Category: Financial Planning

India: Startup ecosystem and startup costs

1. The Startup Scene in India



India's startup ecosystem is on a rapid rise, becoming the world's fastest-growing with over 4,200 startups by October 2015. There are 110 startup incubators and accelerators, and the number of investors has doubled in recent years. A significant portion of these startups are technology-enabled, eliminating the need to specify "ICT" as a startup enabler. E-commerce and aggregator startups have garnered substantial attention and investment, while sectors like analytics, robotics, 3D printing, and machine learning are gaining traction.

India's Commodity Innovation Map is a representation of these innovations.

According to the National Science & Technology Entrepreneurship Development Board (NSTEDB), startup growth can be summarized in several sectors:

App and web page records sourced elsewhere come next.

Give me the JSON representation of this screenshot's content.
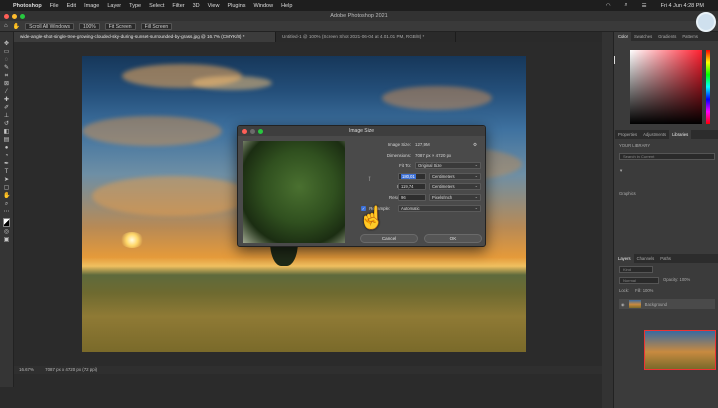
{
  "menubar": {
    "app": "Photoshop",
    "items": [
      "File",
      "Edit",
      "Image",
      "Layer",
      "Type",
      "Select",
      "Filter",
      "3D",
      "View",
      "Plugins",
      "Window",
      "Help"
    ],
    "datetime": "Fri 4 Jun  4:28 PM"
  },
  "titlebar": {
    "title": "Adobe Photoshop 2021"
  },
  "options": {
    "scroll_all": "Scroll All Windows",
    "zoom": "100%",
    "fit": "Fit Screen",
    "fill": "Fill Screen"
  },
  "tabs": [
    {
      "label": "wide-angle-shot-single-tree-growing-clouded-sky-during-sunset-surrounded-by-grass.jpg @ 16.7% (CMYK/8) *",
      "active": true
    },
    {
      "label": "Untitled-1 @ 100% (Screen Shot 2021-06-04 at 4.01.01 PM, RGB/8) *",
      "active": false
    }
  ],
  "status": {
    "zoom": "16.67%",
    "info": "7087 px x 4720 px (72 ppi)"
  },
  "panels": {
    "color_tabs": [
      "Color",
      "Swatches",
      "Gradients",
      "Patterns"
    ],
    "lib_tabs": [
      "Properties",
      "Adjustments",
      "Libraries"
    ],
    "library_name": "YOUR LIBRARY",
    "search_placeholder": "Search in Current",
    "graphics": "Graphics",
    "layer_tabs": [
      "Layers",
      "Channels",
      "Paths"
    ],
    "kind": "Kind",
    "blend": "Normal",
    "opacity": "Opacity: 100%",
    "lock": "Lock:",
    "fill": "Fill: 100%",
    "layer_name": "Background"
  },
  "dialog": {
    "title": "Image Size",
    "image_size_label": "Image Size:",
    "image_size_value": "127,9M",
    "dimensions_label": "Dimensions:",
    "dimensions_value": "7087 px  ×  4720 px",
    "fit_to_label": "Fit To:",
    "fit_to_value": "Original Size",
    "width_label": "Width:",
    "width_value": "180,01",
    "width_unit": "Centimeters",
    "height_label": "Height:",
    "height_value": "119,74",
    "height_unit": "Centimeters",
    "resolution_label": "Resolution:",
    "resolution_value": "96",
    "resolution_unit": "Pixels/Inch",
    "resample_label": "Resample:",
    "resample_value": "Automatic",
    "cancel": "Cancel",
    "ok": "OK"
  }
}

    • Power (IoT, alternate and renewable energy sources)
    • Infrastructure (traffic monitoring, travel solution apps)
    • Healthcare (improving patient-doctor relations, data analytics, point-of-care treatment)
    • Financial Inclusion (credit scores, informal loans, digital banking services)
    • Agricultural Productivity (enhancing farmer produce and supply chains)
    • Education (personalized learning, scholarships)
    • Skills and employment (training in grey collar skills, language courses, VET)

2. Raising Money

Between 2010 and 2014, Indian startups raised around $3.2 billion, but in 2015 alone, they successfully raised $4.9 billion. This year saw 390 Indian startups securing funding from 490 active investors, with a 6.5 times increase in seed-stage VC funding.

Startup funding in India involves various sources, including venture capital (VC), private equity (PE), angel investors, government institutions, and even global investors. Notable examples include, Flatchat, roadrunnr, nearbuy, and In 2015, angel investors also contributed $196 million to Indian startups.

2.1 Mismanagement of Burn Rate

As competition intensifies, many startups prioritize scaling quickly, necessitating external funding. However, some focus more on raising investment than generating revenue. This approach can lead to financial instability when fundraising stalls. In 2015, the startup attrition rate increased by 25%.

2.2 Gestation Period, Acceleration, and Deceleration

Indian startup support institutions can be divided into inclusive and exclusive ones. Inclusive support, exemplified by organizations like TiE, offers assistance to any startup or entrepreneur. Exclusive support, as seen in Microsoft Ventures, provides services to selected startups.

Incubated startups receive a gestation period of 24 to 30 months, while acceleration programs offer mentoring, networking, and market access for around 3 to 4 months. Some startups, however, feel the influence of external organizations trying to control, manage, or take advantage of them.

3. Various Startup Costs

Starting a business in India involves various costs, including living expenses, workspace expenses, incorporation costs, and hiring costs.

3.1 People

India boasts a large talent pool, but startup hiring can be challenging. Much of the available talent requires training, and the best talents are often drawn to MNCs. There's also a significant movement of top management employees from established companies to startups.

3.2 Startup Infrastructure

Early-stage Indian startups often prefer co-working spaces, which offer mentorship programs, events, collaboration opportunities, and flexible usage plans. Setting up a dedicated office entails additional costs, making it less advisable for early and growth-stage startups.

4. Average Life Expectancy of Startups in India

Around one-third of Indian startups fail within the first five years. India experiences low M&A exit rates, according to iSPIRT and SignalHill analysis.

4.1 Estimated Timeline

A rough timeline for Indian startups can be summarized as follows:

    • 0-1 years: Gestation, incorporation, seed funding
    • 1-3 years: First employees, initial customers, business model adjustments
    • 3-5 years: Growth and Series A funding
    • 5-10 years: Scaling and Series B funding

While there's limited data on startup break-even in India, it is generally assumed that bootstrapped startups break even within the first 3-5 years, while those raising Series B funding reach break-even in 8-10 years.

    • Compiled by Ity Bhatnagar, Research Analyst.

[Note: The article has been rephrased to maintain its original content and structure while using different phrasing and sentence structures.]